= Beginning of Section =

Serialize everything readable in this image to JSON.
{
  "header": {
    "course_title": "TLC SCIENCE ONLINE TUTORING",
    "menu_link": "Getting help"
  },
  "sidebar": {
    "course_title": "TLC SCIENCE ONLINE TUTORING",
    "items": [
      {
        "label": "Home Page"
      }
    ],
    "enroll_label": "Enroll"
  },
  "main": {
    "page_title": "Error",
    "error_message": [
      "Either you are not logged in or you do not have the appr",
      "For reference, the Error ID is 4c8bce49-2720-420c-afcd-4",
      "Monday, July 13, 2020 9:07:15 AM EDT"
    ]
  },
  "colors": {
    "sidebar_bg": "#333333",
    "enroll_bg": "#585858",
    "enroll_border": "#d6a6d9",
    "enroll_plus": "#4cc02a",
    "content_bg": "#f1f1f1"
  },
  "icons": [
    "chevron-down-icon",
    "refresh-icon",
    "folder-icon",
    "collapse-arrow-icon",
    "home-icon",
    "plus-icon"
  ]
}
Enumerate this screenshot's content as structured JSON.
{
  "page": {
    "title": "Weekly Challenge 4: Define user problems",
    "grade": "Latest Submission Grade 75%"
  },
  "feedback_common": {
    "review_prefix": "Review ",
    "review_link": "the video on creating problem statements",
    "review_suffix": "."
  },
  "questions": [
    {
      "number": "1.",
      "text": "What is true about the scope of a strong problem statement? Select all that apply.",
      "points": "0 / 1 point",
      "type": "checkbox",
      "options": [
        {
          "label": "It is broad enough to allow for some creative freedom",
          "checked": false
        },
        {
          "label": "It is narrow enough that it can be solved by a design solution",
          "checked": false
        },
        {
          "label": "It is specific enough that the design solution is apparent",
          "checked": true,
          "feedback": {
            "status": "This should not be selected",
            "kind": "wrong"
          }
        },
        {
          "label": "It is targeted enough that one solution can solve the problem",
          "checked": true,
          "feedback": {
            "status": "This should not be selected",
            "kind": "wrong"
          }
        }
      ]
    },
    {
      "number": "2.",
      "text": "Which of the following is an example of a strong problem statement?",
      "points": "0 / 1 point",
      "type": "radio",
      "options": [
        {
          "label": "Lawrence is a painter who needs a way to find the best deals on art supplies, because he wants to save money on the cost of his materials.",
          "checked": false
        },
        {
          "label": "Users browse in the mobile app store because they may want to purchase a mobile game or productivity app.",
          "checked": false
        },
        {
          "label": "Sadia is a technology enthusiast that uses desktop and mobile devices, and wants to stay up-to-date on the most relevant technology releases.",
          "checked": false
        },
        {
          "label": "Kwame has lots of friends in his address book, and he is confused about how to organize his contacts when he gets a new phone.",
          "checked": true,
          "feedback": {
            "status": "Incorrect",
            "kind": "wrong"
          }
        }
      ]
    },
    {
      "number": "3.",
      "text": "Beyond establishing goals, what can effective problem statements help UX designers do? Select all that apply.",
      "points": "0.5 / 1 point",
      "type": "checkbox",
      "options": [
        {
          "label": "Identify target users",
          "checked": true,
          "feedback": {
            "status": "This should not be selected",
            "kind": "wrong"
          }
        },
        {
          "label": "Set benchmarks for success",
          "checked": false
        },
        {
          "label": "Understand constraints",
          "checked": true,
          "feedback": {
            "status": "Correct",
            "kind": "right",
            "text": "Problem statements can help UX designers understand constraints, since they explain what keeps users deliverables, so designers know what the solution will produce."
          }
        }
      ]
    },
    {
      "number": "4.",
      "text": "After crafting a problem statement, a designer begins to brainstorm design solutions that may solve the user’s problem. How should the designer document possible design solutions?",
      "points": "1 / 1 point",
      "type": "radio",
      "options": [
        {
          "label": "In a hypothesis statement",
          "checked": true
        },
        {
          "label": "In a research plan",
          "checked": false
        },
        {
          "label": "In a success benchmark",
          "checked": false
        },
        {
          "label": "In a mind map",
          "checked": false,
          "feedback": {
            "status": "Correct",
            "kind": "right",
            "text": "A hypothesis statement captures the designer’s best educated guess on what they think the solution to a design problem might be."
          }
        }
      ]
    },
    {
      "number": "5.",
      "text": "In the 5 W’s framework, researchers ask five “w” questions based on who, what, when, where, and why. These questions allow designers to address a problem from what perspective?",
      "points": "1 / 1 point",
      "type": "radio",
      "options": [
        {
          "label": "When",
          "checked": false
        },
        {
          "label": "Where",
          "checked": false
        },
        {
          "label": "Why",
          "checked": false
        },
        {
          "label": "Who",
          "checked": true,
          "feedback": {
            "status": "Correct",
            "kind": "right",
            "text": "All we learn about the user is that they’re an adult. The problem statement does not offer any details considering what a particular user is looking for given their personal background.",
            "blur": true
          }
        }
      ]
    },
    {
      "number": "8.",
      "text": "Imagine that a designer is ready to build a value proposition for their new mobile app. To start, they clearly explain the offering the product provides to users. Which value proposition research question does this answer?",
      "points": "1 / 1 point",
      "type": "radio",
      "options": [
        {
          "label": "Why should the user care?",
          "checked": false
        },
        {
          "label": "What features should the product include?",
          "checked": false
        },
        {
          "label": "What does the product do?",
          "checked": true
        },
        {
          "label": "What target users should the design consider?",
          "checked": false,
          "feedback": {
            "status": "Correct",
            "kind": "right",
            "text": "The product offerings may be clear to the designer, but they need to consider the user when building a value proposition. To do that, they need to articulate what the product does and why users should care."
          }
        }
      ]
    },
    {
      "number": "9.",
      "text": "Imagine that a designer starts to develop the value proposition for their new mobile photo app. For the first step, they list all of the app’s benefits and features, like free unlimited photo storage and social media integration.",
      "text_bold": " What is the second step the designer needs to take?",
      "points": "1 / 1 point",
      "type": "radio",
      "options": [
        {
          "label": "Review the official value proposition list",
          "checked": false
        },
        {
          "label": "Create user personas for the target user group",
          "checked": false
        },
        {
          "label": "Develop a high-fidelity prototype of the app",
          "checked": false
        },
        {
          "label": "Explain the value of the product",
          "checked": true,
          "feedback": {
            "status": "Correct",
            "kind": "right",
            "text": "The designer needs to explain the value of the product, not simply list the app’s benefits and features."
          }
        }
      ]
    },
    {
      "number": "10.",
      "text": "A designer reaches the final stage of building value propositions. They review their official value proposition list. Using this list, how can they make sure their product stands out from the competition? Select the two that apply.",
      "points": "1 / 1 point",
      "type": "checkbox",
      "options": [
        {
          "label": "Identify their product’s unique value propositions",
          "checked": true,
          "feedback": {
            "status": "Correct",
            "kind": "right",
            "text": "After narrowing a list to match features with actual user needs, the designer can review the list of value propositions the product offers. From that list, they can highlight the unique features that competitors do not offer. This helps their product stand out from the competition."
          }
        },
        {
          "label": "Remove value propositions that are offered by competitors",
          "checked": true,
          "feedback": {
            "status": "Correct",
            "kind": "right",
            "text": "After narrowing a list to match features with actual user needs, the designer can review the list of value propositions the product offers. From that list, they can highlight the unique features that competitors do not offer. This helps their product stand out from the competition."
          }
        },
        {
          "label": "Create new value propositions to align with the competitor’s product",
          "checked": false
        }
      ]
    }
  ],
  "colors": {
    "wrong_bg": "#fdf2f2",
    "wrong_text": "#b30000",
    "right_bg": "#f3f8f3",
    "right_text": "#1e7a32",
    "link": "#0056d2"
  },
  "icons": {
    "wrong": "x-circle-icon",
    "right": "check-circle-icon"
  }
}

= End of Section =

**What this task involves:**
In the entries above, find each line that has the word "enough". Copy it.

**Task answer:**
          "label": "It is broad enough to allow for some creative freedom",
          "label": "It is narrow enough that it can be solved by a design solution",
          "label": "It is specific enough that the design solution is apparent",
          "label": "It is targeted enough that one solution can solve the problem",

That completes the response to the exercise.